The alcohol industry in Auckland – and New Zealand as a whole – is dominated by a few big players: ‘Half the wine lists in the city (in the country actually) are written by one company: Pernod Ricard, which owns Montana and all its associated brands… It’s a bit the same with pubs, of course. DB give you Monteith’s on tap; Lion pubs feature the Mac’s range.’ 
And while ‘there are 35 cosmetic surgeons in Auckland’ , ‘There are 28 different initiatives to deal with youth gangs in South Auckland’ .
A note about Metro’s approach to studying the powerful
Metro’s ‘Secrets of Auckland’ is a disappointing magazine feature for many reasons. Although it contains a few interesting insights, and this blog post has attempted to draw the more important elements of the Metro list out, the feature is less than it should be. Previously the magazine has published more overt articles about The Establishment of Auckland, and in many ways this latest feature is part of an ongoing annual examination of power in the city. Last February the magazine published ‘The Auckland Influentials’, which looked at ‘Aucklanders in their 40s and younger who will make a difference in their fields over the next decade’ - I covered it here.
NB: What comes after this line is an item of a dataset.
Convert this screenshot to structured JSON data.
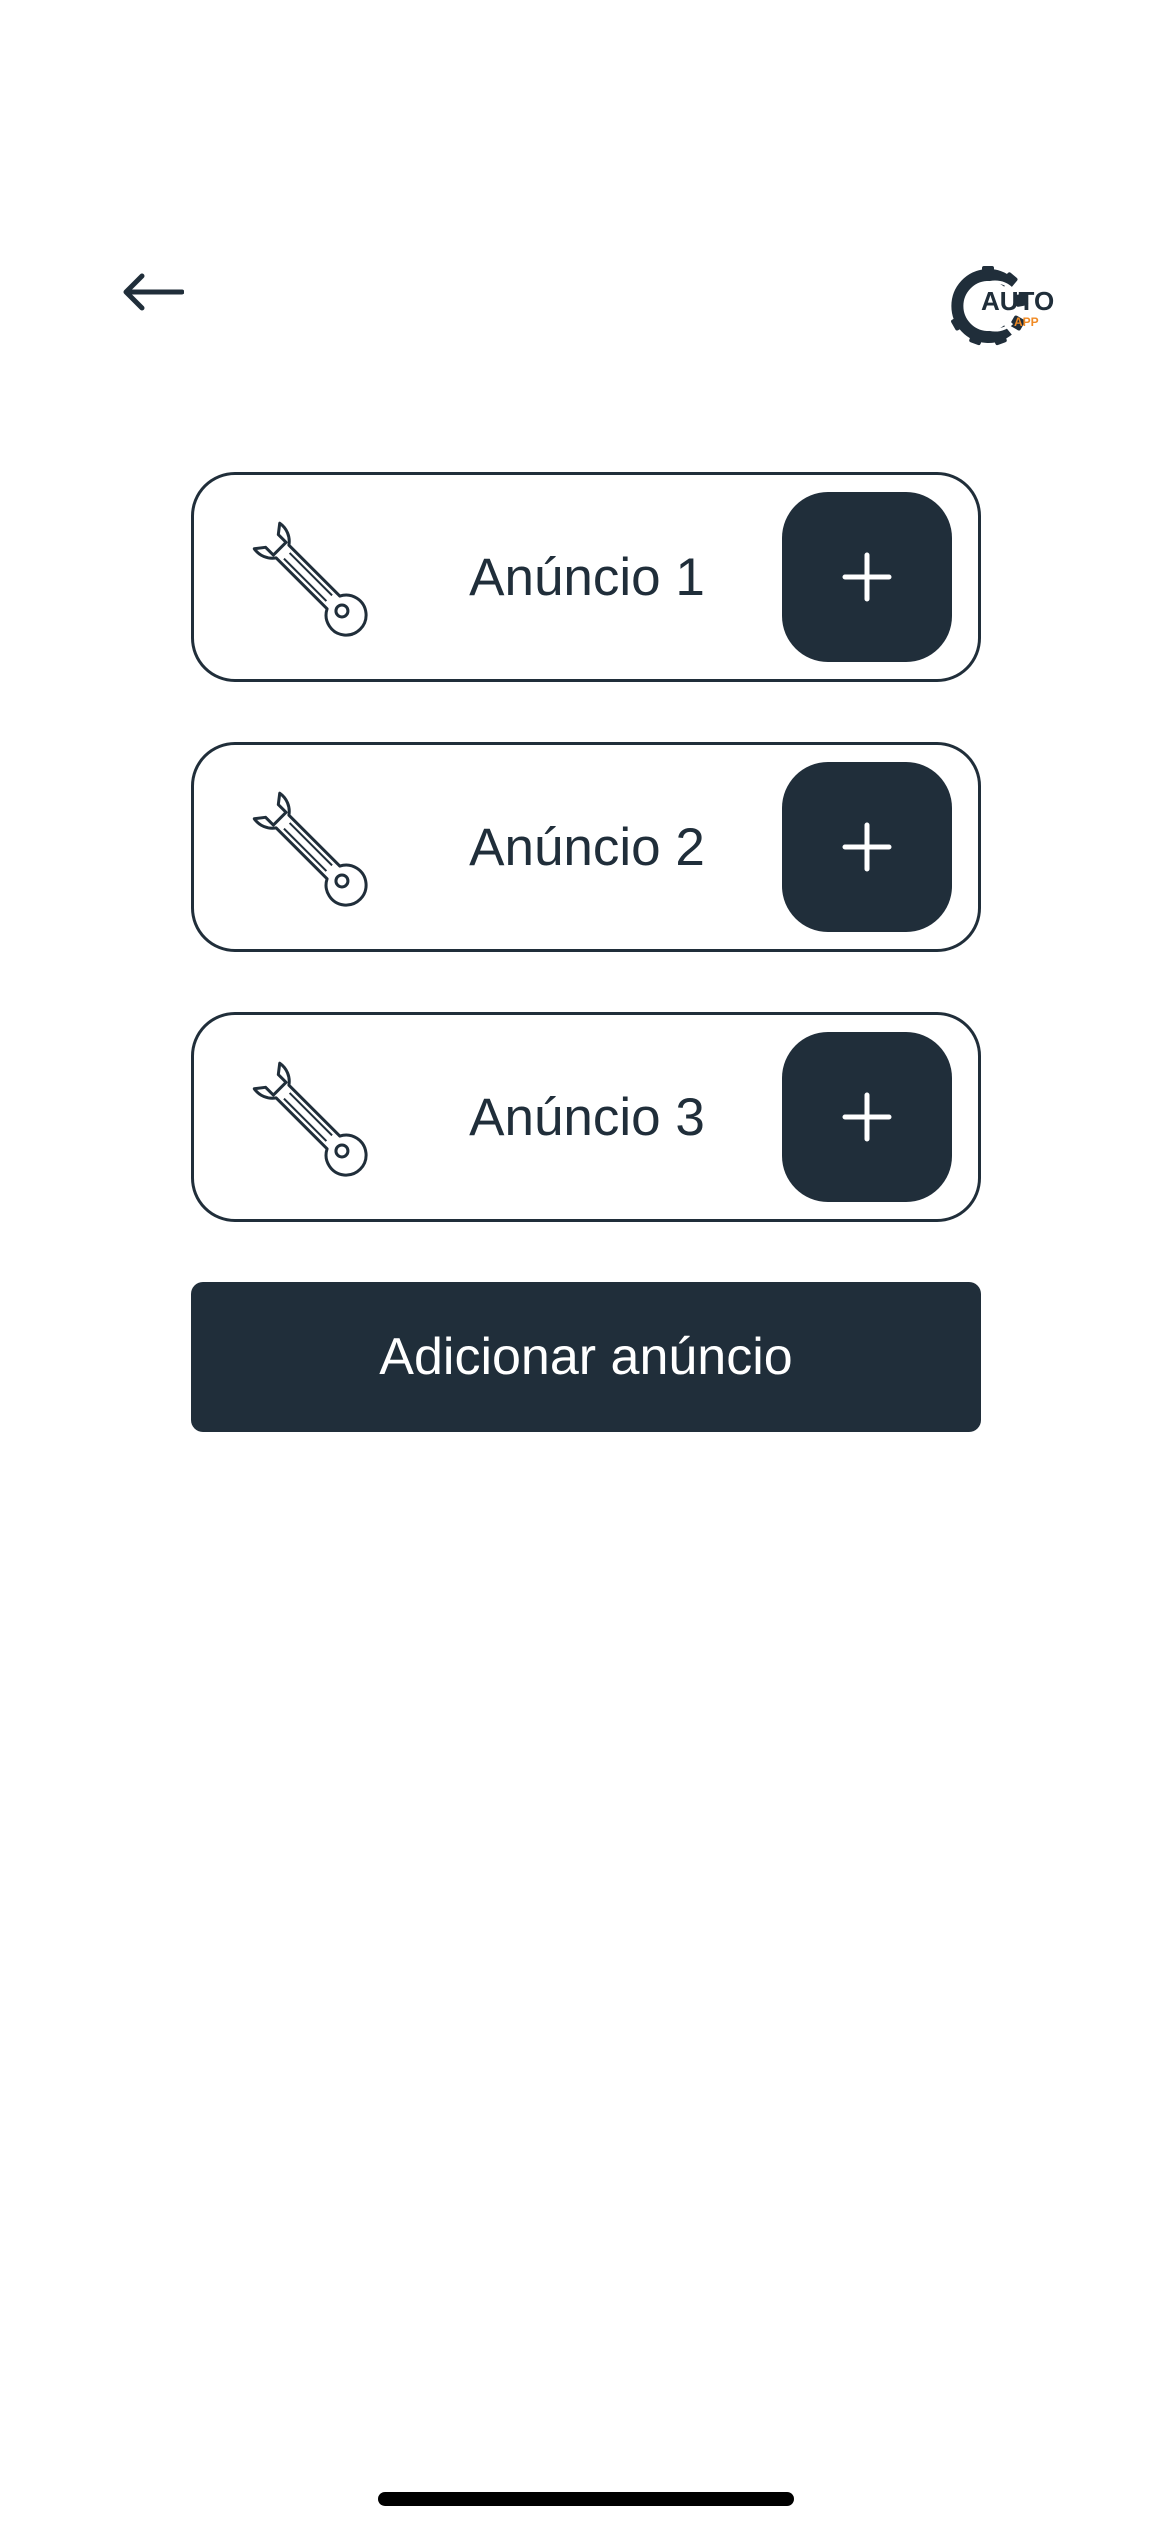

Essentially Simon Wilson appears to have been commissioned to do the annual update, but this time the serious and analytical thrust of the exercise has been consciously buried into a new more sensationalist and lifestyle approach. Hence this year’s feature is sold not as an examination of ‘who are the powerful in Auckland’, but as ‘a hundred bite-sized chunks of knowledge about Auckland and how it works’ and as answering the questions of: ‘How does the city work? Who are the key people for getting things done?’ Hence amongst the ‘secrets’ are details about such helpful tips about getting cheaper tickets to the theatre. The focus on the secretive aspect of the story is also, of course, about the discovery of surprisingly unknown facts and tips rather than uncovering what The Establishment are up to. The cover image of the magazine reinforces this more lifestyle focus.
This shift runs in parallel with the dumbing down of the Listener’s annual Power List. As I’ve noted elsewhere, this year’s the Power List was promoted – especially on the cover – in the most celebratory and sparkly way ever, reminiscent more of the Women’s Weekly or TV Guide.
It now seems that two of the more serious and useful New Zealand magazines are losing (or have lost?) their more sociological or critical approach to examining power, which is a shame. Also interestingly, there is no sign of the article eventually being online – as Metro’s Metrolive website seems to have taken down recently.